15
Not have servers

The SAFE Network will never rely on servers (as the term is traditionally understood) as to do so introduces a third party weakness that undermines the entire Network.

16
Digitally sign all transactions

By ensuring that all transactions are digitally signed, the Network is able to ensure that the transactions have been authorised in accordance with the rules of the Network.

17
Ensure that Client-to-Client direct messages are free. It will charge, however, for Client-to-Client messages involving traversal through the SAFE Network

Clients are software programs that allow users to connect to the SAFE Network. There will never be charge levied by the Network if messages are sent directly between two Clients. However, any indirect messages that are sent between Clients that involve travel across the Network will carry a cost.

18
Not use any clearnet service

In order to successfully introduce a new accessible security paradigm for everyone online, you will never have to use a clearnet service in order to use the Network.

19
Never use time as a network tool (although nodes may use local durations)

There is no concept of time in a decentralised network such as SAFE unless it reaches out to centralised servers and services. SAFE uses a completely event-driven paradigm to circumvent the need to try and synchronise and then use time periods as valid tools on the network. These periods require magic numbers which would need to be set by developers and this is something the Network avoids with rigour.

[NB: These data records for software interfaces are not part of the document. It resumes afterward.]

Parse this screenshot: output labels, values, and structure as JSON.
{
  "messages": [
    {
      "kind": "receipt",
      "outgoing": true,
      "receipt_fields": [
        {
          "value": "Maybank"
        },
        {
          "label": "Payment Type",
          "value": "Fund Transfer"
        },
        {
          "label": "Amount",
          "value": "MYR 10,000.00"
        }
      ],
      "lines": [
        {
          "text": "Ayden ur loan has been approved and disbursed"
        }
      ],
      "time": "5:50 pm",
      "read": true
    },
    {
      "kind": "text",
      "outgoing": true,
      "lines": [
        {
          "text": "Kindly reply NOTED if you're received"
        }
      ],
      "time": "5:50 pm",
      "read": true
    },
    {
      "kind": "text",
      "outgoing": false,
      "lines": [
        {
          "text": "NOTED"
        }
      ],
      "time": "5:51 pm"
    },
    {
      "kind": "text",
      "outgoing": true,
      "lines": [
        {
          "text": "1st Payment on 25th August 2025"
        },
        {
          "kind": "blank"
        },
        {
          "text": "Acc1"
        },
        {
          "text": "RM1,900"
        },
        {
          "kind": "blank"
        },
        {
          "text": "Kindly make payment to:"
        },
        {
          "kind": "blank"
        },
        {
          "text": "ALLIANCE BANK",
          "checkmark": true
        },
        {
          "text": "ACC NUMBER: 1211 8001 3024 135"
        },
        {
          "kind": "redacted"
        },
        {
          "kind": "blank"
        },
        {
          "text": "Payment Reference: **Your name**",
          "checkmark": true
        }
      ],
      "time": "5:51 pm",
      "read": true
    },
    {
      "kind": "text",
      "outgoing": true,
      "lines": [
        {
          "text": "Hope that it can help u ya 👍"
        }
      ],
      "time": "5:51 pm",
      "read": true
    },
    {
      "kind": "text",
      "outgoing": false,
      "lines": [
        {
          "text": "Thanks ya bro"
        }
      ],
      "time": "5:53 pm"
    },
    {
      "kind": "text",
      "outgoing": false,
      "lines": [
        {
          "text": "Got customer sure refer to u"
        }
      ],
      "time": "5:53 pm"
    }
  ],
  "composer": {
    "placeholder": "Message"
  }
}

20
Only ever use encrypted services and encrypted traffic

Services or traffic must be encrypted if they are to be used by the SAFE Network.

21
Allow real-time upgrades in a secure manner (i.e the Network will refuse upgrades that could break it)

The Network must be able to roll out improvements which are compatible with at least the previous version of the Network software, in order to ensure that the new iteration is an improvement in practice. As this will require significant effort, each node may run upgrades in parallel to existing working code before upgrading.

Safecoin

A.
Safecoin is the unique incentivisation mechanism built into the SAFE Network. All Safecoins are recycled when they are paid to the Network in exchange for resources. On launch, Safecoin will be distributed as follows: (1) Pay the creators of the Network (MaidSafe shareholders) 5% of the total Safecoin; (2) Pay the 2014 crowdsale investors of the Network 10% of the total Safecoin.
B.
Safecoin will be distributed on an ongoing basis: (1) Pay Vaults for providing service (85% of rewards); (2) Pay developers who produce apps that people use (10% of rewards); (3) Pay the maintainers of the Network code (5% of rewards)

Note:

Whilst the above explanation is a handy approximation of the split, the rewards will in fact be dynamically adjusted according to the Farming Rate determined by the Network:

  • Farmers who run the Vaults are paid at 100% of the Farming Rate for all GETs on the Network. I.e. 86.95% (100/115) of all rewards.
  • Application Developers are paid at 10% of the Farming Rate for all GETs on the Network (that relate to their applications). I.e. 8.695% (10/115) of all rewards.
  • Maintainer Developers are paid at 5% of the Farming Rate for all GETs on the Network. I.e. 4.348% (5/115) of all rewards.